Data for the task >>
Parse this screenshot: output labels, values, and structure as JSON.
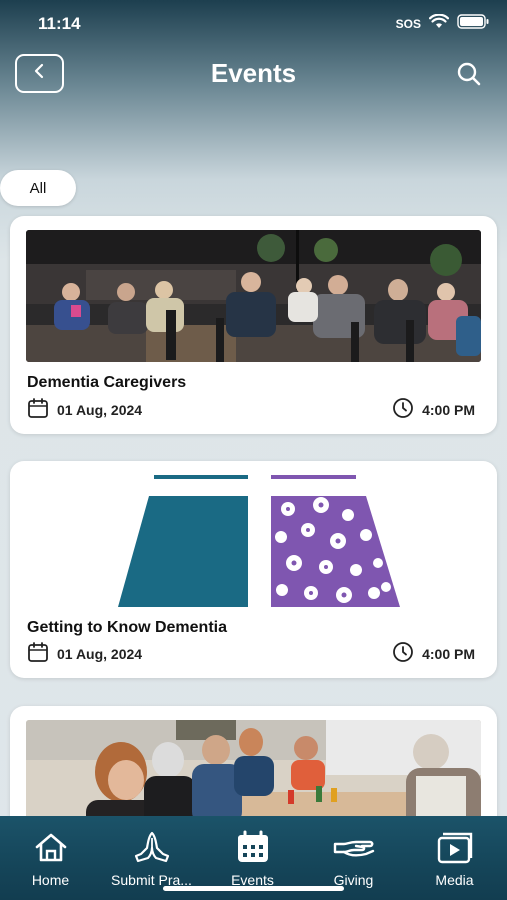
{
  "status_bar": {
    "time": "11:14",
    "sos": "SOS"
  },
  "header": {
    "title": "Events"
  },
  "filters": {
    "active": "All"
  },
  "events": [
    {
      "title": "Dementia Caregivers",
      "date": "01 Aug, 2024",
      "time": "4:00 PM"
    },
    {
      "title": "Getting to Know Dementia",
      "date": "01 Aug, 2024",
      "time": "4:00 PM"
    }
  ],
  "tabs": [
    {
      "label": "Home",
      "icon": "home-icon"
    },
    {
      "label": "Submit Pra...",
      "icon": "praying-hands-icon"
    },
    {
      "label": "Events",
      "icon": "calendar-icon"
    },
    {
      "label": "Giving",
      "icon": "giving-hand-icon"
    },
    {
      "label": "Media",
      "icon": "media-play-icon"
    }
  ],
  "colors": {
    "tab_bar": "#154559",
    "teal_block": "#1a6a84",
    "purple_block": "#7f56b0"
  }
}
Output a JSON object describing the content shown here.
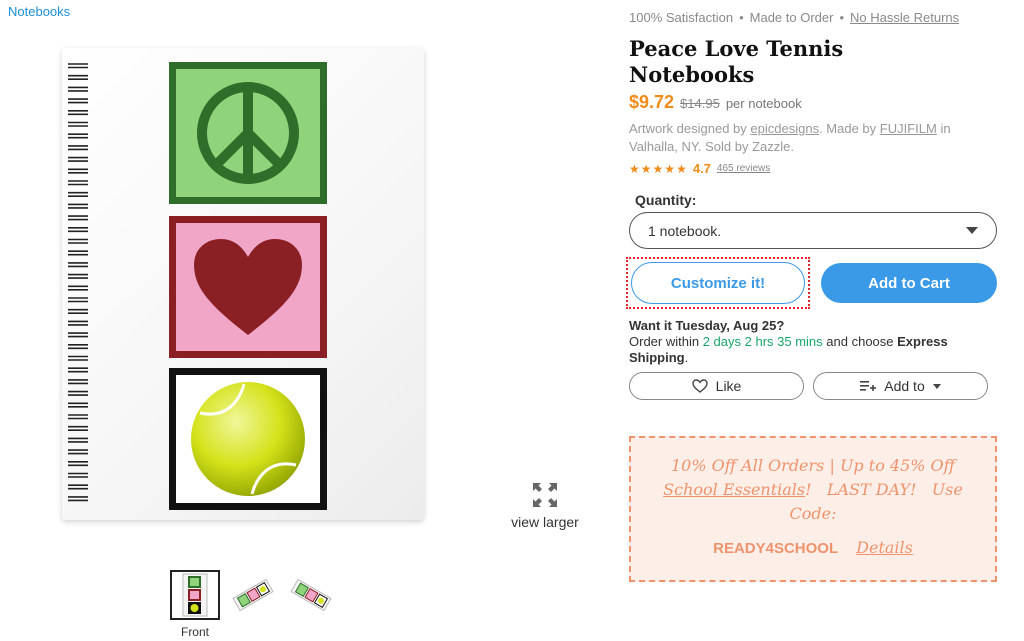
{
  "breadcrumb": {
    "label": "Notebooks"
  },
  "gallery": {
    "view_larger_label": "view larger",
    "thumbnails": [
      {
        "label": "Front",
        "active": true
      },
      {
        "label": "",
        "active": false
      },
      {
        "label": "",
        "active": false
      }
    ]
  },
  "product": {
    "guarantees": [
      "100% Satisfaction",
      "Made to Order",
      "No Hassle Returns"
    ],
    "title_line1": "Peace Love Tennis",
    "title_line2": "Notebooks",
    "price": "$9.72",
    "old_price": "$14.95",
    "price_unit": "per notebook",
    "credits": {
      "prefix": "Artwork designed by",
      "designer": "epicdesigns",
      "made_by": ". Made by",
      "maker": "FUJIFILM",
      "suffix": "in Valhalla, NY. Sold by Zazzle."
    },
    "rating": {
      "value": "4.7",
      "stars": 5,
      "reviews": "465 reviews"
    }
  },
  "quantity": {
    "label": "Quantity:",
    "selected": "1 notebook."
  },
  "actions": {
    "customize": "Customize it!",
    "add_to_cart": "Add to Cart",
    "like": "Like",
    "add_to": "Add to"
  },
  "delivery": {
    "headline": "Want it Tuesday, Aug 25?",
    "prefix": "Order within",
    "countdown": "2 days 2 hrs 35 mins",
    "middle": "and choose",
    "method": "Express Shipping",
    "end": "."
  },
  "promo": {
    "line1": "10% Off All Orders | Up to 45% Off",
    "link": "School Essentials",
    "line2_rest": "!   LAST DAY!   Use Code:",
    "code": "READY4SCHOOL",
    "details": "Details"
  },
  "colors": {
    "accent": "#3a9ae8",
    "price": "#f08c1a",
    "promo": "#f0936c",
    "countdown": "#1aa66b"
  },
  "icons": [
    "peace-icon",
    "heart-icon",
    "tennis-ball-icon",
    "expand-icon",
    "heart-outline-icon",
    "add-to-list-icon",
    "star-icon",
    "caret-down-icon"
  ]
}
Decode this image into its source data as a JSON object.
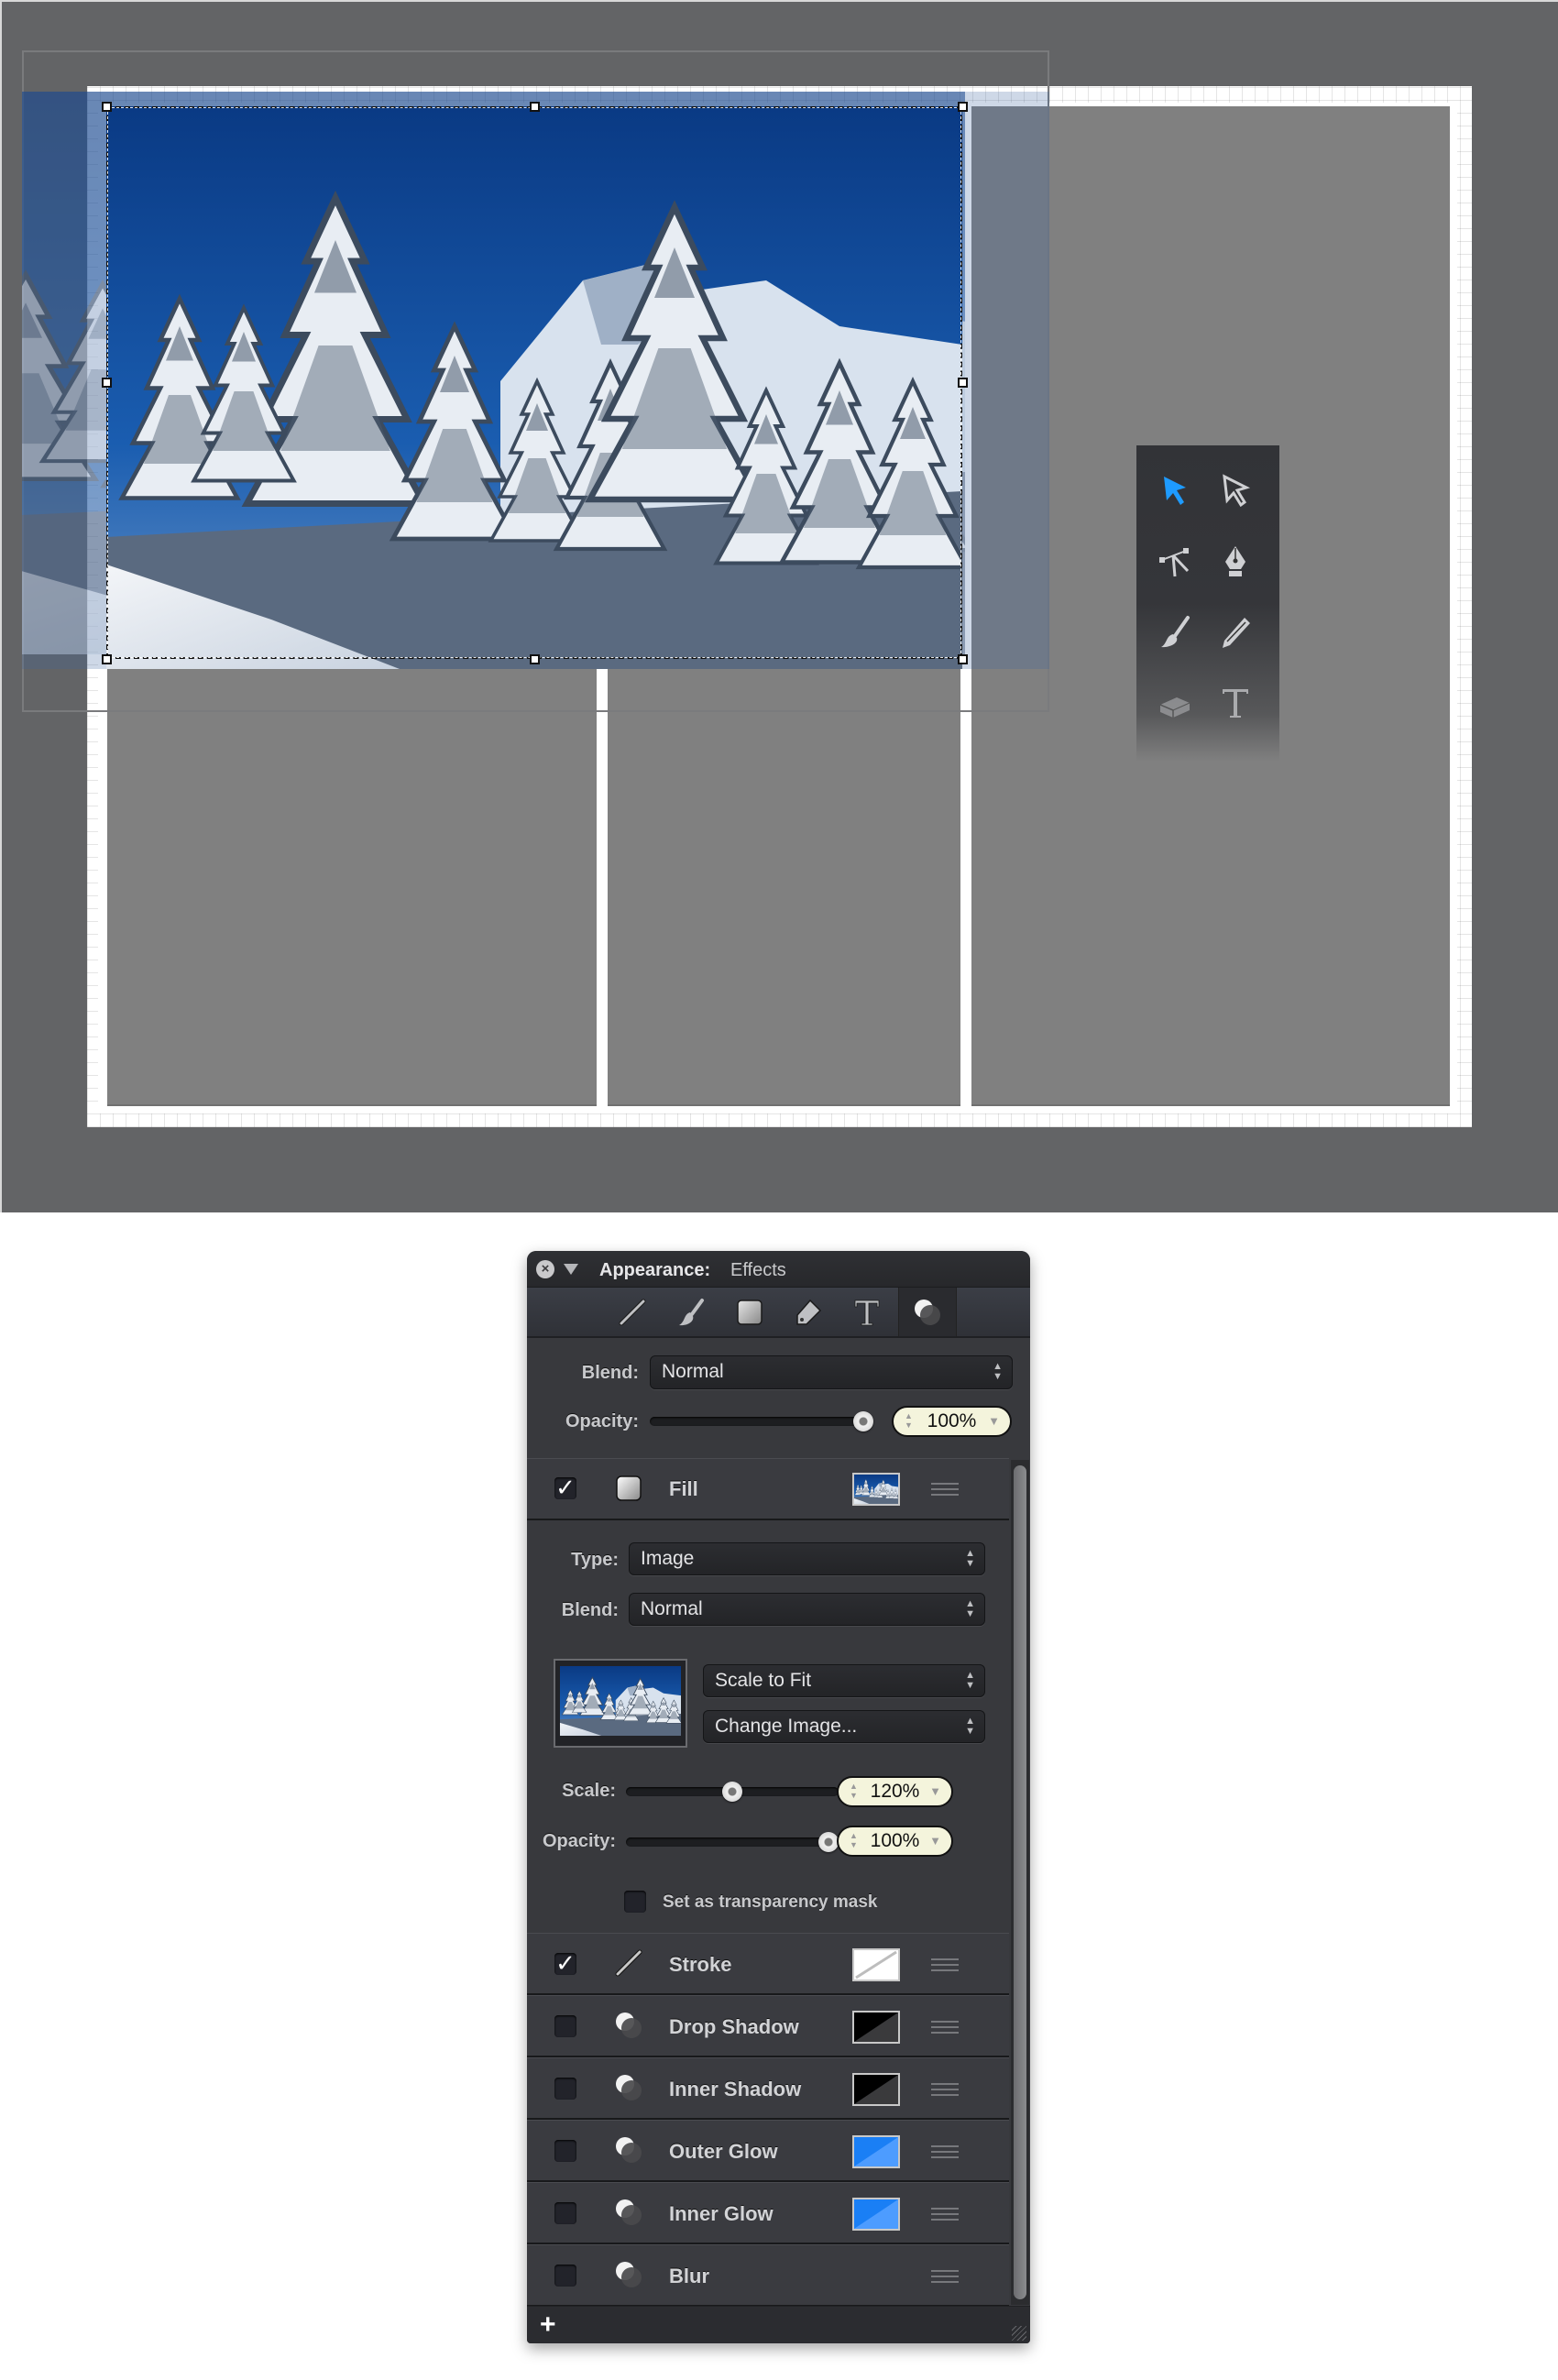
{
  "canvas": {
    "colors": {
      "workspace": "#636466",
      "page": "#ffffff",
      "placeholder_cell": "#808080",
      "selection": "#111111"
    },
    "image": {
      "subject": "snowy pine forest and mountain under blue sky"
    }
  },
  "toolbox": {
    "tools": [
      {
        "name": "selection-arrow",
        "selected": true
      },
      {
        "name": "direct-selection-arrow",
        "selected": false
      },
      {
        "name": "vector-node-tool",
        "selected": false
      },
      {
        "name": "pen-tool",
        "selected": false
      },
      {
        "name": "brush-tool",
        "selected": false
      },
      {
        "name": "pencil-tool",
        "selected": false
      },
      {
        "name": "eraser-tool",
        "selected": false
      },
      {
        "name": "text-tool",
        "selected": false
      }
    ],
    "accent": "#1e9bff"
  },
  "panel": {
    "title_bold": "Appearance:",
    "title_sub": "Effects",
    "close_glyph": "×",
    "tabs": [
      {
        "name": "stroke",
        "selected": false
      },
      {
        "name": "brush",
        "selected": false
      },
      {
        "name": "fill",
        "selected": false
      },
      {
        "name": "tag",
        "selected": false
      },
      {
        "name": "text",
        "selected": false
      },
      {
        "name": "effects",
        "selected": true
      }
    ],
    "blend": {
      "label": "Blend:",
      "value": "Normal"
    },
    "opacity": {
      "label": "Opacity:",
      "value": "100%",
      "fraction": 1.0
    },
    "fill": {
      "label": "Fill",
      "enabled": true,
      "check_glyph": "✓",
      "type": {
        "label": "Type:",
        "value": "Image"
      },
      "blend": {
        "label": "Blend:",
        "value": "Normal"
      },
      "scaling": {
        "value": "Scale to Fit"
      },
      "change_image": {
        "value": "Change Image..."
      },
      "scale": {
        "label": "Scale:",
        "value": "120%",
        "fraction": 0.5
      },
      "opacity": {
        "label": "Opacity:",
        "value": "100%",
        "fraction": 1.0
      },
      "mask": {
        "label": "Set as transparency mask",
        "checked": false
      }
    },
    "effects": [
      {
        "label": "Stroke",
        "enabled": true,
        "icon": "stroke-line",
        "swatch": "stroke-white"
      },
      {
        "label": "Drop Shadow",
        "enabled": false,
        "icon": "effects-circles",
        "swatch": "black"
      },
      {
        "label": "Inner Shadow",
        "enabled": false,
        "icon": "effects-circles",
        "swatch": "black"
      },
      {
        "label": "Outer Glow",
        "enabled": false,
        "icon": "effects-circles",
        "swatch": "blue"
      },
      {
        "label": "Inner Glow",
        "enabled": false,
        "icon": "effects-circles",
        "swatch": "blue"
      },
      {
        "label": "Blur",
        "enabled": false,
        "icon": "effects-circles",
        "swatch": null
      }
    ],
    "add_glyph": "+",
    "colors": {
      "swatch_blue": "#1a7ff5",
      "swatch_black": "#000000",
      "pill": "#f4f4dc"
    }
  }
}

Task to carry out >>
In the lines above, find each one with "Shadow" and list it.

Final answer >>
        "label": "Drop Shadow",
        "label": "Inner Shadow",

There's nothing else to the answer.